A molecular-beacon-based microarray technology has all sorts of possible detection applications, such as allowing researchers to identify the presence of a specific type of bacteria and decide the best course of treatment. The limitation has thus far been that the molecular beacon probes emit light when they are bound to a solid surface even if they have not become bound to their target DNA or RNA strand.
Dai has now shown how to present molecular beacon probes on a micro hydrogel, which is 95 percent water but still immobilized on a solid surface.
"Xiaoguang has figured out a way to make the beacons think they are in water, where they perform extremely well, while getting them immobilized to specific locations on a solid surface. This is really new," said Libera.
Presenting molecular beacon probes on a solid substrate in this way allows scientists and engineers to combine all of the good aspects of microarray technology with all of the good aspects of molecular beacons.
“This research can have a huge impact on medical diagnostics,” Libera said. “For example, in a hospital setting, speeding up the time required to identify what kind of infection a patient has will allow doctors to know much more quickly what antibiotics to prescribe to that patient. This will overcome two major problems: leaving a disease untreated so a patient gets sicker, or overprescribing antibiotics which can lead to bacteria becoming antibiotic-resistant and the spread of infectious disease.”
Dai’s research draws on almost a decade of work by Stevens researchers supported in part by grants from the Army Research Office to pattern hydrogels onto surfaces through electron-beam lithography, research which has advanced significantly since Stevens received funding from the National Science Foundation for an advanced cryo-scanning electron microscope. Dai realized the potential applications of the lithography methods developed at Stevens to microarrays, so he combined technologies with PHRI, an arm of UMDNJ focused on infectious-disease research. PHRI invented molecular beacon probes in the mid-1990s and has successfully licensed its technology to more than 60 different companies.
“Translation of results to practice is a natural part of the Stevens research experience, and this work is another good example of how strong scientific research at Stevens is able to have an impact on problems important to society. This has been the Stevens tradition since its founding in 1870,” said Provost and University Vice President George Korfiatis.

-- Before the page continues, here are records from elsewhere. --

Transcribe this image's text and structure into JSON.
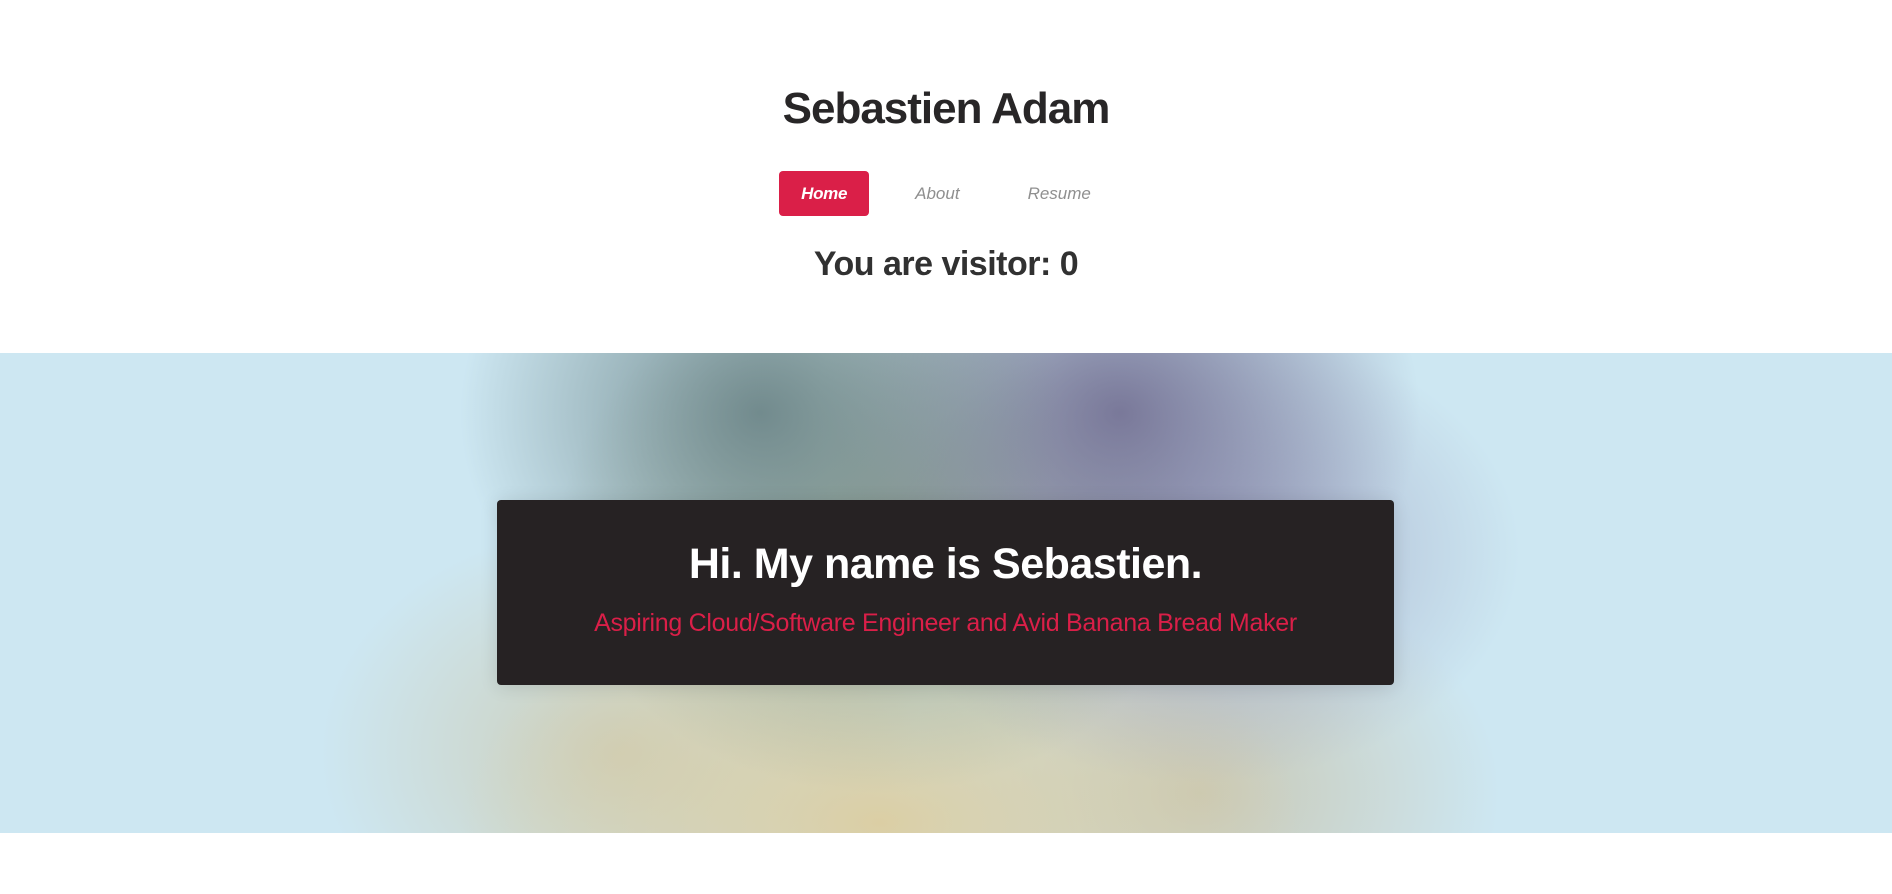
{
  "site": {
    "title": "Sebastien Adam"
  },
  "nav": {
    "items": [
      {
        "label": "Home",
        "active": true
      },
      {
        "label": "About",
        "active": false
      },
      {
        "label": "Resume",
        "active": false
      }
    ]
  },
  "visitor": {
    "text": "You are visitor: 0"
  },
  "hero": {
    "heading": "Hi. My name is Sebastien.",
    "subtitle": "Aspiring Cloud/Software Engineer and Avid Banana Bread Maker"
  },
  "colors": {
    "accent": "#da1f48",
    "hero_box": "#262223",
    "title_text": "#282627",
    "nav_inactive": "#8f8f8f",
    "hero_background": "#cde7f2"
  }
}
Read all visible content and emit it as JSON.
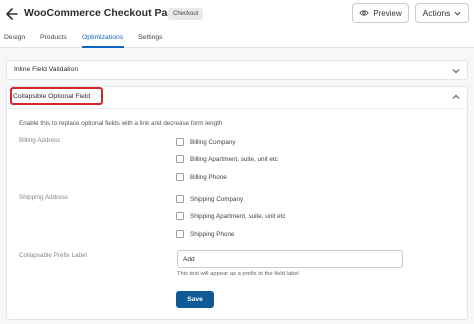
{
  "header": {
    "title": "WooCommerce Checkout Page",
    "badge": "Checkout",
    "preview_label": "Preview",
    "actions_label": "Actions"
  },
  "tabs": [
    {
      "label": "Design"
    },
    {
      "label": "Products"
    },
    {
      "label": "Optimizations",
      "active": true
    },
    {
      "label": "Settings"
    }
  ],
  "accordions": {
    "inline_validation": {
      "title": "Inline Field Validation"
    },
    "collapsible": {
      "title": "Collapsible Optional Field",
      "description": "Enable this to replace optional fields with a link and decrease form length",
      "billing_label": "Billing Address",
      "billing_fields": [
        "Billing Company",
        "Billing Apartment, suite, unit etc",
        "Billing Phone"
      ],
      "shipping_label": "Shipping Address",
      "shipping_fields": [
        "Shipping Company",
        "Shipping Apartment, suite, unit etc",
        "Shipping Phone"
      ],
      "prefix_label": "Collapsable Prefix Label",
      "prefix_value": "Add",
      "prefix_help": "This text will appear as a prefix to the field label",
      "save_label": "Save"
    }
  },
  "colors": {
    "accent": "#0a66c2",
    "save_button": "#0e5a96",
    "highlight": "#d8262a"
  }
}
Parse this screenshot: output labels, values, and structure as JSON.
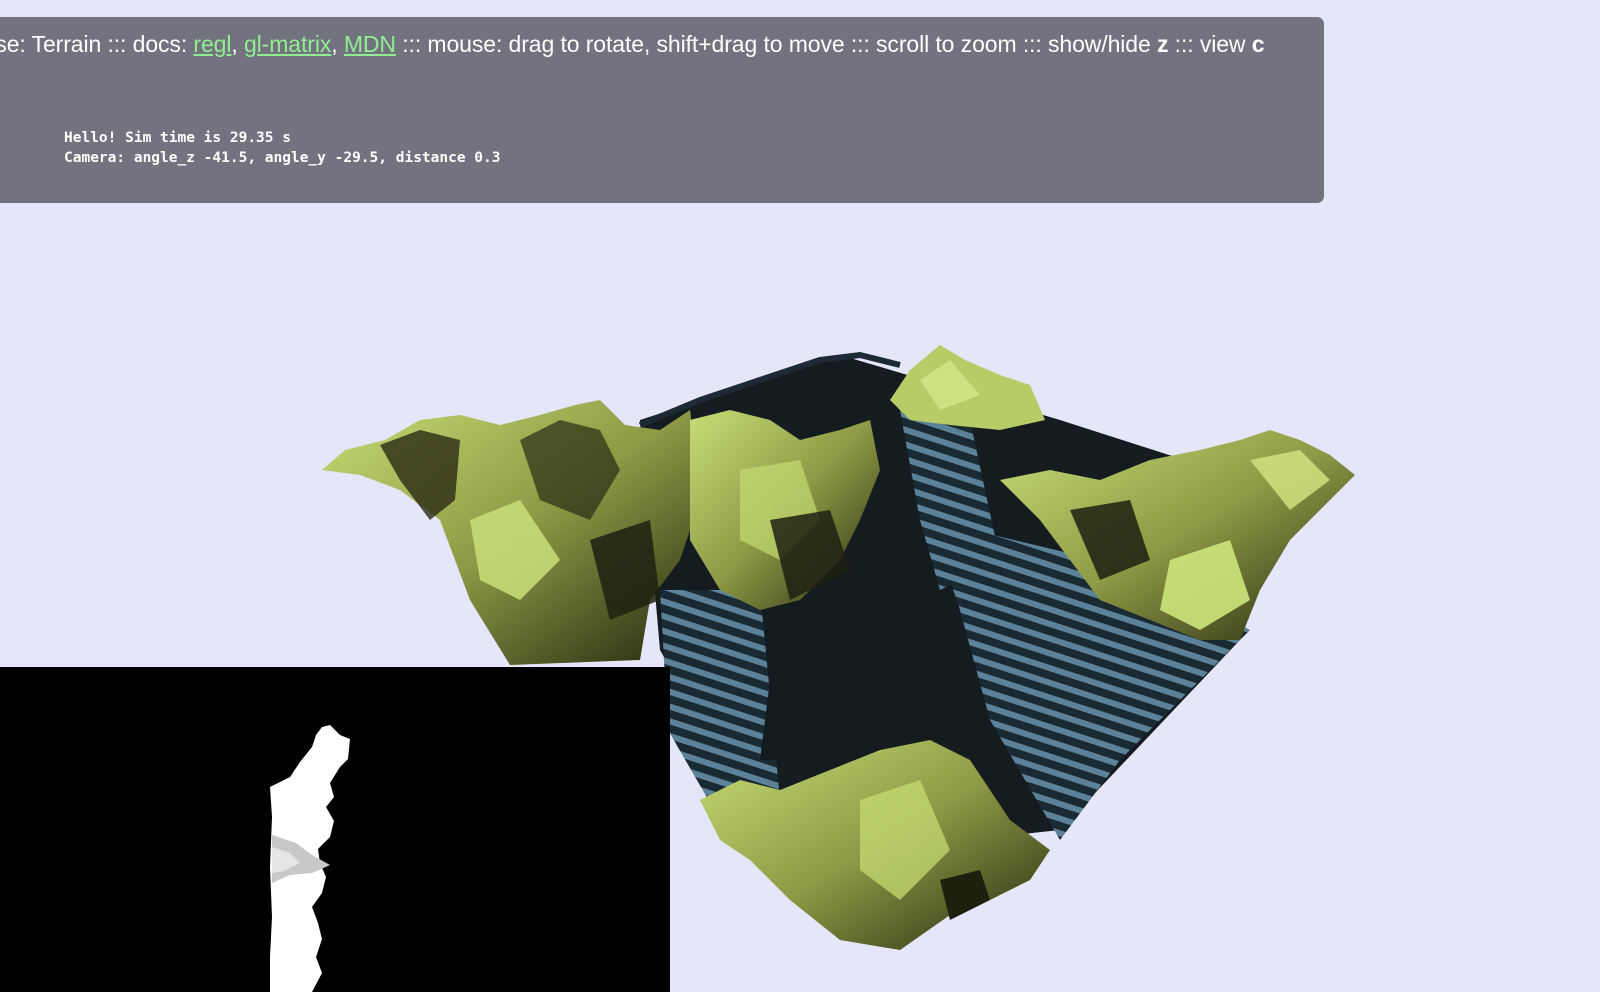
{
  "header": {
    "title_prefix": "Exercise: Terrain",
    "sep": ":::",
    "docs_label": "docs:",
    "links": [
      {
        "label": "regl"
      },
      {
        "label": "gl-matrix"
      },
      {
        "label": "MDN"
      }
    ],
    "mouse_hint": "mouse: drag to rotate, shift+drag to move",
    "scroll_hint": "scroll to zoom",
    "toggle_hint_prefix": "show/hide",
    "toggle_key": "z",
    "view_hint_prefix": "view",
    "view_key": "c"
  },
  "debug": {
    "line1": "Hello! Sim time is 29.35 s",
    "line2": "Camera: angle_z -41.5, angle_y -29.5, distance 0.3"
  },
  "colors": {
    "background": "#e6e6fa",
    "overlay": "#737380",
    "link": "#90ee90",
    "terrain_light": "#c5db72",
    "terrain_dark": "#1c1d10",
    "water": "#5a7f96"
  }
}
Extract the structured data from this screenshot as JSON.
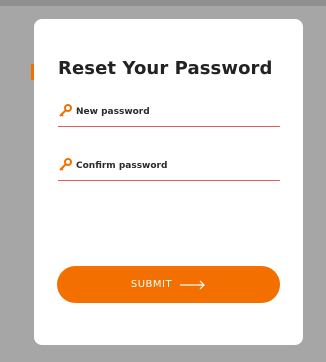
{
  "form": {
    "title": "Reset Your Password",
    "new_password": {
      "label": "New password",
      "icon": "key-icon",
      "value": ""
    },
    "confirm_password": {
      "label": "Confirm password",
      "icon": "key-icon",
      "value": ""
    },
    "submit": {
      "label": "SUBMIT",
      "icon": "arrow-right-icon"
    }
  },
  "colors": {
    "accent": "#f26f00",
    "underline": "#e25c5c",
    "backdrop": "#a6a6a6",
    "card": "#ffffff"
  }
}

Dai is supported by a Stevens Innovation & Entrepreneurship Doctoral Fellowship, which funds research with the potential to address scientific problems of broad societal impact through the development of disruptive technology with potential market value. He hopes to patent the intellectual property developed through its research – the research team has already submitted two provisional patent applications – and license the technology to companies interested in this novel approach. The team is working with the Stevens Office of Academic Entrepreneurship, PHRI and UMDNJ to explore licensing opportunities and commercialization pathways.
“Xiaoguang’s work is a perfect example of how basic research can transfer into the development and commercialization of a technology that can address a real-world problem and is exactly what we hope for through the I&E fellowship program,” said Associate Provost for Academic Entrepreneurship Christos Christodoulatos.
Learn more about this research by reading a paper entitled “Surface-patterned microgel-tethered molecular beacons” that was coauthored by the Stevens trio and PHRI Investigator Salvatore Marras and his research student Wei Yang. The paper was selected as the March 2012 cover story of Soft Matter, a leading international research journal focused on the interface between physics, biology, chemical engineering, materials science and chemistry.